"I'm sure more people will come if we get a casino, but I don't know how many," said John Ghinger, 81, of Johnson City. "We lost a lot of paychecks."

Binghamton, the area's largest community, once earned the nickname "Parlor City" because of all the fancy homes owned by wealthy capitalists. The first modern flight simulator was invented here, and in their heyday, IBM, military contractors and the Endicott-Johnson shoe company employed tens of thousands. But government contracts dried up, factories moved out and between 1980 and 2005, manufacturing jobs in Binghamton dropped more than 55 percent.

The loss of industry and years of perceived indifference in Albany took their toll. A Gallup survey published last year ranked Binghamton dead last of 189 American metropolitan areas when it comes to civic optimism, with only 36.5 percent of respondents saying life in their city is getting better.
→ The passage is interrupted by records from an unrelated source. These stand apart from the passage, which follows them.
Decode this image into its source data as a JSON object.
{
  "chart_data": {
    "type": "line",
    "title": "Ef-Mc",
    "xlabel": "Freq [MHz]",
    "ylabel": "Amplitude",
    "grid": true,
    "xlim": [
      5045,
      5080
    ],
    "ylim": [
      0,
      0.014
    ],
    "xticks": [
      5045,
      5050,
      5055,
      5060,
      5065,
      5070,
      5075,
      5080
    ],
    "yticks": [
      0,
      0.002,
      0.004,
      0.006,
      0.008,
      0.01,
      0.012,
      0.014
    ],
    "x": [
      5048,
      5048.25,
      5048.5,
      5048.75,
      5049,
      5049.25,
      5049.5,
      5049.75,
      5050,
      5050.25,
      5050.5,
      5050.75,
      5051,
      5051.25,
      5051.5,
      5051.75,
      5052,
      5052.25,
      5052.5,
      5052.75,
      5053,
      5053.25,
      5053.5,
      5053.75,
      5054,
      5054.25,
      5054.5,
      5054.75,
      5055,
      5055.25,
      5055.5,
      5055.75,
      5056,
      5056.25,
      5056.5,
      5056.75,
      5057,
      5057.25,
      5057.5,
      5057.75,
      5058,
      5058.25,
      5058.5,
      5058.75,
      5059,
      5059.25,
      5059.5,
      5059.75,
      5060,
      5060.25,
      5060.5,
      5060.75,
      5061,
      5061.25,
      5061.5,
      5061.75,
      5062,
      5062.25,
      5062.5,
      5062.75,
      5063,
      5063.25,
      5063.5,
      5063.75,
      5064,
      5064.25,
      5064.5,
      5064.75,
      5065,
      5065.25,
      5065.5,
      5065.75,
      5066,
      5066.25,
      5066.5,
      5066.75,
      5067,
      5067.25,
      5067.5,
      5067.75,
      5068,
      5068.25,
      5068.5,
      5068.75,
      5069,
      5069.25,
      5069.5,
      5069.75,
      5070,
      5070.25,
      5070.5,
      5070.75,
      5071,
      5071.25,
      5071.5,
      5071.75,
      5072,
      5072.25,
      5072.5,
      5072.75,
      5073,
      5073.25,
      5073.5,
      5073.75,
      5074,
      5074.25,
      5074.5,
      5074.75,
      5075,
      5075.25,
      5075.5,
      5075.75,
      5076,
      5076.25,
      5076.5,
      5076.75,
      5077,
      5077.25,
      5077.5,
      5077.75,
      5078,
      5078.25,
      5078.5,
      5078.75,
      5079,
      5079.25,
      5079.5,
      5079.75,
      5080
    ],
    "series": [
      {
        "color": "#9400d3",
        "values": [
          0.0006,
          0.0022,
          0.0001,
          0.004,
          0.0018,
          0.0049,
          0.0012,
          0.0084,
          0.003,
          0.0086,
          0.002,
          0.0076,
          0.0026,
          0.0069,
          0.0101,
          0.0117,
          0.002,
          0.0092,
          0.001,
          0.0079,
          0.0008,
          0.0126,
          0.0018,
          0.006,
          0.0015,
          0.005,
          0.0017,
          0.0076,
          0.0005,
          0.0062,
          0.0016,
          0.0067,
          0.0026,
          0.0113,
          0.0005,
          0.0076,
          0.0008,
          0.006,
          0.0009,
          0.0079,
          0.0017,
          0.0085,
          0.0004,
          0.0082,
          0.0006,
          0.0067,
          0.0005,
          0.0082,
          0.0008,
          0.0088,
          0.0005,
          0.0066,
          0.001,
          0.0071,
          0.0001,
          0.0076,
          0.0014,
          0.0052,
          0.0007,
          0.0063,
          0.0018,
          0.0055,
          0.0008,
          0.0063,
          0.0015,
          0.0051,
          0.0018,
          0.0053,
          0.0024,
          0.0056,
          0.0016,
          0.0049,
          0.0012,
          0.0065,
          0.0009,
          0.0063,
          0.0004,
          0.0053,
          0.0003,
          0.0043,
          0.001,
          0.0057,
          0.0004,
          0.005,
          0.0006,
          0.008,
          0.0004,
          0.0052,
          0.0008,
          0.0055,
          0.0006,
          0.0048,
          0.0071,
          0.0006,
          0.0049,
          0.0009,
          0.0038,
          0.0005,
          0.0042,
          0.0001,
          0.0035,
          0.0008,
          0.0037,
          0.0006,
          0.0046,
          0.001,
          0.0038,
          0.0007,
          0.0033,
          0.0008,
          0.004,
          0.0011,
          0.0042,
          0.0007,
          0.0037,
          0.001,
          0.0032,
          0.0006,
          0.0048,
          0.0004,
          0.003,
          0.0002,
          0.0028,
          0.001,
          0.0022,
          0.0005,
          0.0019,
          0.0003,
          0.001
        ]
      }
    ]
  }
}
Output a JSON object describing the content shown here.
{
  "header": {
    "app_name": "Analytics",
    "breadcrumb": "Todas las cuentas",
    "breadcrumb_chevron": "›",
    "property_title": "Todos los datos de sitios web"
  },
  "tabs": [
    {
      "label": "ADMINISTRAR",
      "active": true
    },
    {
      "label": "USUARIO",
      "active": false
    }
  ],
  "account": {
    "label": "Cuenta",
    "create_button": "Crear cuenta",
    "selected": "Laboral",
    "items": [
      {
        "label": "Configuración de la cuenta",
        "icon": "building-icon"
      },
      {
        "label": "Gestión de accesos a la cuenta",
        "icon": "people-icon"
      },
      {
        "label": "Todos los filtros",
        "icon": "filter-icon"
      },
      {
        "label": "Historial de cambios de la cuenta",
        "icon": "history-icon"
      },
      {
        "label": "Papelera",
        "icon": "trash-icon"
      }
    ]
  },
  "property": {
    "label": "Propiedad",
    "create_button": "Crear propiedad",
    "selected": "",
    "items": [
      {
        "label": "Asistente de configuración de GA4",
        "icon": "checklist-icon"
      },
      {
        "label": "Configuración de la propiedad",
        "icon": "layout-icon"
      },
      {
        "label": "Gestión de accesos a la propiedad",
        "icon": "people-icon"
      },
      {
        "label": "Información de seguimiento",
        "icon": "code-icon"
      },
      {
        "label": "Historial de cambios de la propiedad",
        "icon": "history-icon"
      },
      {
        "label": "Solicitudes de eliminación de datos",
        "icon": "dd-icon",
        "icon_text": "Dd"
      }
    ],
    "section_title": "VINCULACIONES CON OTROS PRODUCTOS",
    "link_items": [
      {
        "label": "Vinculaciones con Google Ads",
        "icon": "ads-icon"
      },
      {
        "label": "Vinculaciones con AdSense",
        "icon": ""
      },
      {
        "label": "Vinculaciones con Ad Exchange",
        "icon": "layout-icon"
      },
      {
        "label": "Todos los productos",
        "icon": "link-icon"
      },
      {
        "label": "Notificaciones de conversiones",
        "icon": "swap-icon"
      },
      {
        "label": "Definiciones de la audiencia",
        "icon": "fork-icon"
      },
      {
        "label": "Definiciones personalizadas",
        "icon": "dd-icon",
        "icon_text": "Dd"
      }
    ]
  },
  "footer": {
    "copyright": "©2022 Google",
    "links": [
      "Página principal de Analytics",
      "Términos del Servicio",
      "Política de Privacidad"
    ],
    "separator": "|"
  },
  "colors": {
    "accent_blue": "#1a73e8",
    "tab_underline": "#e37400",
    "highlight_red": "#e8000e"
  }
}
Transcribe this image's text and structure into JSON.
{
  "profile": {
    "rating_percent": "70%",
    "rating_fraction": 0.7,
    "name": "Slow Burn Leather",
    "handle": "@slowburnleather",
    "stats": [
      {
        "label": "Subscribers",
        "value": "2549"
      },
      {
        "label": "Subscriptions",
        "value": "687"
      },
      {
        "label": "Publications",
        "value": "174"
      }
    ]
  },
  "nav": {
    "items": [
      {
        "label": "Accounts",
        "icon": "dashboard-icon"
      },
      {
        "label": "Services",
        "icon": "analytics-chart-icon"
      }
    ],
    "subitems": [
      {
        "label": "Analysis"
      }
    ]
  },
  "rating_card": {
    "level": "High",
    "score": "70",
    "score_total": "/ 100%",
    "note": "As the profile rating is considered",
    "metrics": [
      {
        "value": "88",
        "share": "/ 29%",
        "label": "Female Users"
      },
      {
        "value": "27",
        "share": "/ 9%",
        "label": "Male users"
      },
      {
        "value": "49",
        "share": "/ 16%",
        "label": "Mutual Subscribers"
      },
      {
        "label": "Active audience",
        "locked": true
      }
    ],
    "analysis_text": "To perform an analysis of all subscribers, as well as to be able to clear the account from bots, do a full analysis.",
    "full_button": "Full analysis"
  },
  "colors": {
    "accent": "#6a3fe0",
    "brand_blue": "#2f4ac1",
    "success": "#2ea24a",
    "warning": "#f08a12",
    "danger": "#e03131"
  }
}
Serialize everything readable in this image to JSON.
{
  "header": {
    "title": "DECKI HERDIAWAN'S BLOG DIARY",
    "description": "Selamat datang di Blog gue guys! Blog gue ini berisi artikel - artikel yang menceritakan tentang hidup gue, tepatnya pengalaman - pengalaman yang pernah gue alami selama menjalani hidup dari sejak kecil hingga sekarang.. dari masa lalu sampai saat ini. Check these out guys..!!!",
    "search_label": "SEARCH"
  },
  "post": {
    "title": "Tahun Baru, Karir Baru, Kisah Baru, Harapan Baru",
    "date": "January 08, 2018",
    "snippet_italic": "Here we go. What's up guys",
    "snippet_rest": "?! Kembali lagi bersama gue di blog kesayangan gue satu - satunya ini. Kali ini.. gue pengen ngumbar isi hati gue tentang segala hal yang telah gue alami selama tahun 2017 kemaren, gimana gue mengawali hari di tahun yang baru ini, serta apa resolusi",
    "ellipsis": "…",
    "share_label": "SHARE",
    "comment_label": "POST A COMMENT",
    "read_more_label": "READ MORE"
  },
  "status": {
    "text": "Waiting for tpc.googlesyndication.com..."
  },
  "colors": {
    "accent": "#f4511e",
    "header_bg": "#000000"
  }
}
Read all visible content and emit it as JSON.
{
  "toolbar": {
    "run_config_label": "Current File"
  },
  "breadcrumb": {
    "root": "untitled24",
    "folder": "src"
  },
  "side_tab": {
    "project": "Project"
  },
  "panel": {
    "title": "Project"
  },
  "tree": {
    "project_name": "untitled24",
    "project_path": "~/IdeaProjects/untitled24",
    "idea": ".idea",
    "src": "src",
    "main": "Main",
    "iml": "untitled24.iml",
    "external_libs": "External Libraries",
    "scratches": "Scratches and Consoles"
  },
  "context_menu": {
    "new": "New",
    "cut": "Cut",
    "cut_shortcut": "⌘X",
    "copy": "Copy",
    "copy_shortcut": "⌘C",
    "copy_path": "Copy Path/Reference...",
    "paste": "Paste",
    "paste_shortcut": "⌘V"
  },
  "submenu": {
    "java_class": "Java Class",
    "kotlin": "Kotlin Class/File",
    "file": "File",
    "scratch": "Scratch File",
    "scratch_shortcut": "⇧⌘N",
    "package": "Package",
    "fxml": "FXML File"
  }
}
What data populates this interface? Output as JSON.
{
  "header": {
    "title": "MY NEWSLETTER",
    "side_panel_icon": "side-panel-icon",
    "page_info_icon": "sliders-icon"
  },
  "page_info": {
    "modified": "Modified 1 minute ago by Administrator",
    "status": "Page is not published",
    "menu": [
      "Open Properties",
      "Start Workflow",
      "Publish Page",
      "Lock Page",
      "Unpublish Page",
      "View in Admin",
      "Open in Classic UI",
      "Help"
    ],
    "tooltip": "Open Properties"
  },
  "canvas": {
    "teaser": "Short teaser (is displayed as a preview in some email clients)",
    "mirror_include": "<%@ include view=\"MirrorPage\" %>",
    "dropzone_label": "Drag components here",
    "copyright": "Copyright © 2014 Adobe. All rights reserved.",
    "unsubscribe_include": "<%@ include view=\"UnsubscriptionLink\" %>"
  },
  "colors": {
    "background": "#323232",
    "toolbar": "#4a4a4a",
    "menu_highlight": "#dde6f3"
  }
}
Binghamton had 80,000 souls in 1950 and has 46,000 today. That's one reason the city's unemployment rate of 5.4 percent in August was only slightly higher than the state's 5.2 percent rate, despite thousands of lost jobs. People have left.

"We raise children, we educate them, and then they can't find jobs," former Broome County executive Barbara Fiala, now a candidate for the state Senate, said in her campaign office in a once-grand downtown bank building that's now mostly vacant. "The region must work to retain existing businesses while attracting new ones — small, medium and large. We didn't get into this position overnight. It's going to take time."

Local leaders hope Tioga Downs' plan to expand into a full casino, complete with a 161-room hotel, new restaurants and a concert venue, will draw tourists while creating new jobs and generating tax revenue. Tioga's plan was endorsed by state gambling regulators on Wednesday, after an initial rejection last year was met with an uproar that prompted Gov. Andrew Cuomo to ask for a do-over.

The very same day Tioga's initial application was rejected in favor of three casino projects in other regions in the state, Cuomo's administration announced a ban on hydraulic fracturing for natural gas, known as fracking, a process that many here thought might transform the region, which sits atop the north edge of the productive Marcellus Shale formation.

The twin disappointments outraged many and prompted talk in the Southern Tier of seceding from New York to join Pennsylvania, which allows fracking.

Tioga resubmitted its application this year when bidding was reopened for a fourth available casino license, this one limited to the Southern Tier. No other contenders offered proposals. Tioga owner Jeff Gural plans to start construction soon and hopes table games could be open six months after the state Gaming Commission formally awards the license.

The existing facility, about 30 miles west of Binghamton in the small town of Nichols, just a few miles north of Pennsylvania, and Gural and local leaders hope to lure more gamblers from that state — and keep New York gamblers closer to home. Projections indicate the facility will generate $32 million in government revenue.

"It's a shot in the arm. But it's not the silver bullet that's going to solve our financial woes," said Binghamton Mayor Richard David, who is more hopeful about a state economic development competition announced by Cuomo that will pit seven state regions against one another for three $500 million awards.

With new casinos in Pennsylvania, Delaware, Maryland, Massachusetts and elsewhere, gambling has become less lucrative for elected leaders looking to generate revenue without raising taxes.

But Kevin Law, chairman of the state Gaming Facility Location Board, which endorsed Tioga's bid, said the "scope of the project is reasonable in relation to the potential market."

Paul and Kathy Haniszewski stopped by Tioga on Wednesday while driving from Pennsylvania back to their home near Buffalo. They planned to play the slots and grab a meal at the buffet.

"It's all over now," Paul Haniszewski said of gambling in the Northeast. "But I'm sure it will help. It's jobs, something for people to come here to do. A hotel? Concerts? Why not?"